Meanwhile, survey finds abortions dropping, due either to laws or contraception
The pro-life movement received two positive items of news this week, as an Associated Press survey found that the number of abortions are down throughout the country, and a federal appeals court upheld key parts of a Texas law restricting the practice.
The decision by the 5th U.S. Circuit Court of Appeals Tuesday upheld the Lone Star State’s requirements that abortion clinics meet hospital-level operating standards, AP reported. Owners of small clinics say the law requires them to spend millions of dollars to upgrade their facilities, and if they are thereby forced to close, many women will be hundreds of miles away from an abortion provider. The court said that clinics have failed to prove that the restrictions would unduly burden a "large fraction" of women.
"Abortion practitioners should have no right to operate their businesses from sub-standard facilities and with doctors who lack admitting privileges at a hospital," said Texas Attorney General Ken Paxton.
Abortions have declined in states where new laws place restrictions on obtaining one, but they’ve also declined in states where abortion laws are more liberal, the AP survey found. Nearly everywhere, it said, abortions are down since 2010:
Explanations vary. Abortion-rights advocates attribute it to expanded access to effective contraceptives and a drop in unintended pregnancies.
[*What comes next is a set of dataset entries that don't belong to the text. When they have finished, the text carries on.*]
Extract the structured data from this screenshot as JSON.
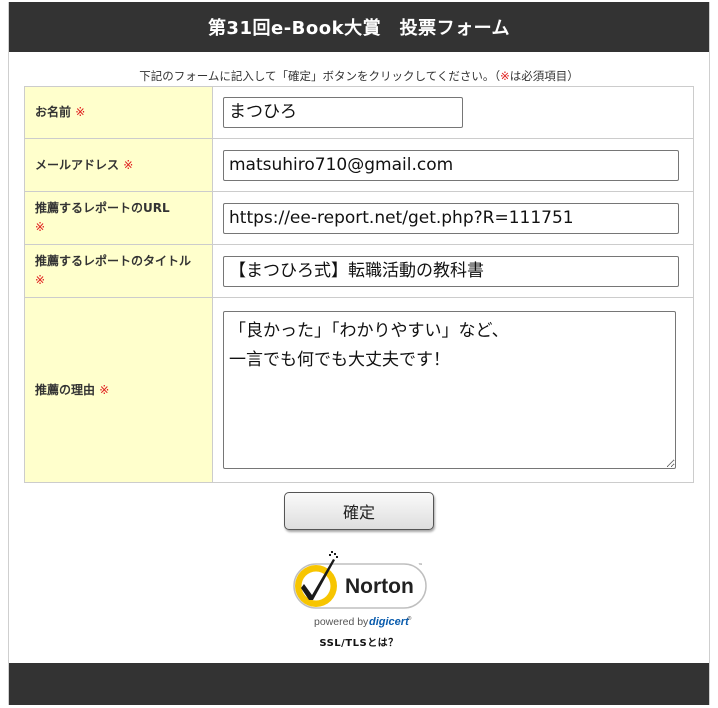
{
  "header": {
    "title": "第31回e-Book大賞　投票フォーム"
  },
  "intro": {
    "text": "下記のフォームに記入して「確定」ボタンをクリックしてください。（",
    "req_mark": "※",
    "suffix": "は必須項目）"
  },
  "form": {
    "required_mark": "※",
    "name": {
      "label": "お名前",
      "value": "まつひろ"
    },
    "email": {
      "label": "メールアドレス",
      "value": "matsuhiro710@gmail.com"
    },
    "report_url": {
      "label": "推薦するレポートのURL",
      "value": "https://ee-report.net/get.php?R=111751"
    },
    "report_title": {
      "label": "推薦するレポートのタイトル",
      "value": "【まつひろ式】転職活動の教科書"
    },
    "reason": {
      "label": "推薦の理由",
      "value": "「良かった」「わかりやすい」など、\n一言でも何でも大丈夫です！"
    }
  },
  "submit": {
    "label": "確定"
  },
  "seal": {
    "brand": "Norton",
    "powered_by": "powered by",
    "provider": "digicert",
    "tm": "™",
    "reg": "®",
    "check_color": "#f7c500",
    "ring_color": "#1a1a1a",
    "provider_color": "#0a5cad"
  },
  "ssl_link": {
    "label": "SSL/TLSとは？"
  }
}
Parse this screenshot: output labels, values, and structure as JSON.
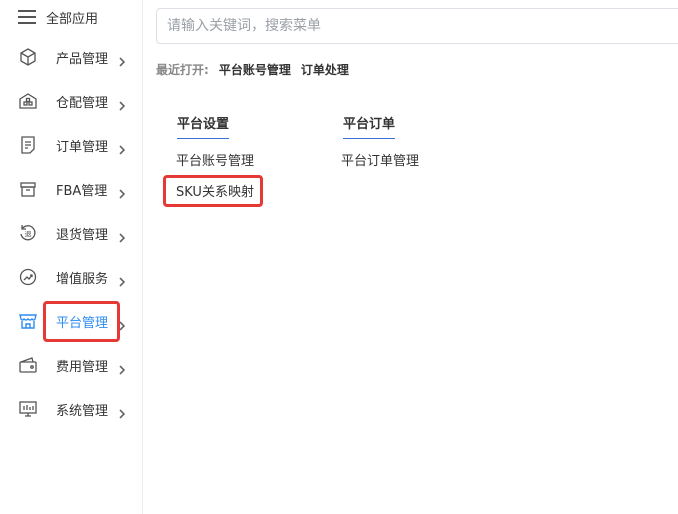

Some foes of abortion say there has been a shift in societal attitudes, with more women choosing to carry their pregnancies to term.
Several of the states that have been most aggressive in passing anti-abortion laws — including Indiana, Missouri, Ohio, and Oklahoma — have seen their abortion numbers drop by more than 15 percent since 2010. But more liberal states such as New York, Washington and Oregon also had declines of that magnitude, even as they maintained unrestricted access to abortion.
Nationwide, the AP survey showed a decrease in abortions of about 12 percent since 2010.
"There’s an entire generation of women who saw a sonogram as their first baby picture," said Charmaine Yoest, president of Americans United for Life. "There’s an increased awareness of the humanity of the baby before it is born."
AP quoted, among others, Elizabeth Nash, a state-issues expert for the Guttmacher Institute, a pro-abortion research group, who said that a total of 267 abortion restrictions have been enacted in 31 states since 2011. Among them are measures that ban most abortions after 20 weeks of pregnancy, impose hospital-like physical standards on abortion clinics, and require doctors who perform abortions at clinics to have admitting privileges at nearby hospitals.
Judy Tabar, CEO of Planned Parenthood of Southern New England, said the declines in Connecticut and Rhode Island were due in part to expanded access to long-lasting contraception methods that are now fully covered by health insurers under the federal Affordable Care Act, Medicaid expansion and other initiatives. Nationwide, Planned Parenthood — the largest abortion provider in the U.S. — says its health centers report a 91 percent increase since 2009 in the use of IUDs and contraceptive implants.